If a line in the records below contains the word "name", copy it out.
#### SOURCE DATA ####
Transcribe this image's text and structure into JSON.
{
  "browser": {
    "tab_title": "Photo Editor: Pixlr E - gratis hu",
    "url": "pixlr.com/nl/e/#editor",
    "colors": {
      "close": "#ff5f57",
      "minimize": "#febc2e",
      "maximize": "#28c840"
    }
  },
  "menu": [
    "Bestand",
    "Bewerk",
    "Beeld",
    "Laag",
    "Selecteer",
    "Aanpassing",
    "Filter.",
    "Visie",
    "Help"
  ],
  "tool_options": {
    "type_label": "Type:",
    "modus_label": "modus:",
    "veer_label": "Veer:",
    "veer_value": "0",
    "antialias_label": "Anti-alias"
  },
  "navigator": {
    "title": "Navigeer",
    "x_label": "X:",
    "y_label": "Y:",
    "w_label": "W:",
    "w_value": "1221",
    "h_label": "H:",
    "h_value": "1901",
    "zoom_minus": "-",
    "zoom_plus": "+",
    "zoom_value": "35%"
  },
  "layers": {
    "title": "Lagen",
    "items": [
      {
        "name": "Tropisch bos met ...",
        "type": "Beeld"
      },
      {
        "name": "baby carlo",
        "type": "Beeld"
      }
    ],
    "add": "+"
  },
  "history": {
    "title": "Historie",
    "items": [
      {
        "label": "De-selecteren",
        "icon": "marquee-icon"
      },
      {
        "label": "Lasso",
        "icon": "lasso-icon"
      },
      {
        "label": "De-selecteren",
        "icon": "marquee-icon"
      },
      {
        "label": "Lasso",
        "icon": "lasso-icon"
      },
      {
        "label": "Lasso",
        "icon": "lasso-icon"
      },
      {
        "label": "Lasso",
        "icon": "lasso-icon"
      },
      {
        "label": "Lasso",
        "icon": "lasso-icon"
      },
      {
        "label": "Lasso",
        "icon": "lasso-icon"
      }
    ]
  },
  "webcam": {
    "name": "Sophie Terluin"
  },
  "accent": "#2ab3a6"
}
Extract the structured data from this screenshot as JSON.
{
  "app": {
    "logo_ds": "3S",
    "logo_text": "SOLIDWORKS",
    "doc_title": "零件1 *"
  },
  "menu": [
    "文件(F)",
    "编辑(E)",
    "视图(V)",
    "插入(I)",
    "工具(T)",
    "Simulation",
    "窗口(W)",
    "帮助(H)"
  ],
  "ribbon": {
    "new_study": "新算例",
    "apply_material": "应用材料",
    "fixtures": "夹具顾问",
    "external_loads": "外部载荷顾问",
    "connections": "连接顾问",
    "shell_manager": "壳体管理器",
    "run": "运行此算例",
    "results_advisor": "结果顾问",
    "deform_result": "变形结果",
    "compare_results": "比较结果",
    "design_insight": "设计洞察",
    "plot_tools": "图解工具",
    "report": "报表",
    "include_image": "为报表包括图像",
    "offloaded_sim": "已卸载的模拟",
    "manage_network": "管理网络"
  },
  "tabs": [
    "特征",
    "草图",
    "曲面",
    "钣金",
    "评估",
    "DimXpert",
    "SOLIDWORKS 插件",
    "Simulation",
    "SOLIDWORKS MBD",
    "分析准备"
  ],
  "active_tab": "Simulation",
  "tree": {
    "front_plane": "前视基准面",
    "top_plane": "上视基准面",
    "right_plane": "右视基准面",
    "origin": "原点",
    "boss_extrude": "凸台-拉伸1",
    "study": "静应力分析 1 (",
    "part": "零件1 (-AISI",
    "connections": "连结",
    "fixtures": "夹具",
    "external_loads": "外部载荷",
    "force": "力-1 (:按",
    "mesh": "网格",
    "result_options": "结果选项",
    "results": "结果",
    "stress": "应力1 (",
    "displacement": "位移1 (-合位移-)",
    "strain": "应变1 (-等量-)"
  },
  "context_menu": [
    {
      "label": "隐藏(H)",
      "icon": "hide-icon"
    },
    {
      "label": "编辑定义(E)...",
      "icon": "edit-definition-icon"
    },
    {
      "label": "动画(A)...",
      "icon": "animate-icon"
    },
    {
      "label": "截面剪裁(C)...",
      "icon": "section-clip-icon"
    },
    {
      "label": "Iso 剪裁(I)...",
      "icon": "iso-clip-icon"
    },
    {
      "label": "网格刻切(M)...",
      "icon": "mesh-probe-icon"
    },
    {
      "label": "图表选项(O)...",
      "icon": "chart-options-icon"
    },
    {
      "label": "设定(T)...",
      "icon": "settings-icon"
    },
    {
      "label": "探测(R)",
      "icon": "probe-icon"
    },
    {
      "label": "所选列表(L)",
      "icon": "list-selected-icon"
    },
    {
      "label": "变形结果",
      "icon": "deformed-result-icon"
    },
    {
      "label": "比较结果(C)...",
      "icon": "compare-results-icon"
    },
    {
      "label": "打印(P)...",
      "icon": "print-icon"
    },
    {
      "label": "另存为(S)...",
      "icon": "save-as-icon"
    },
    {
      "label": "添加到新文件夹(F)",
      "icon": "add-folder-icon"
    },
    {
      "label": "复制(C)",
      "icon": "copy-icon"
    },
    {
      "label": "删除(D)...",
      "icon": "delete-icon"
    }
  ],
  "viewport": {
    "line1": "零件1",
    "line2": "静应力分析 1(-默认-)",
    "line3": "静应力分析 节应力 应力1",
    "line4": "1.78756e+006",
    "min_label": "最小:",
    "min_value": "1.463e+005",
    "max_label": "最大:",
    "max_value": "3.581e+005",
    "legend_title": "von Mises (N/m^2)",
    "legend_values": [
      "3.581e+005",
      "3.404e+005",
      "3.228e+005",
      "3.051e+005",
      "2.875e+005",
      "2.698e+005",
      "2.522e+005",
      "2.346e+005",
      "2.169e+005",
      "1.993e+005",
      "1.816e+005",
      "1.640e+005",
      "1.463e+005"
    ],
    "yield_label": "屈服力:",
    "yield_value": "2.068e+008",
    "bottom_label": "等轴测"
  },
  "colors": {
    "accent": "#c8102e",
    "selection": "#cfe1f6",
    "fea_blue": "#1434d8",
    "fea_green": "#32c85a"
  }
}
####
OUTPUT OF THE EXERCISE:
        "name": "Tropisch bos met ...",
        "name": "baby carlo",
    "name": "Sophie Terluin"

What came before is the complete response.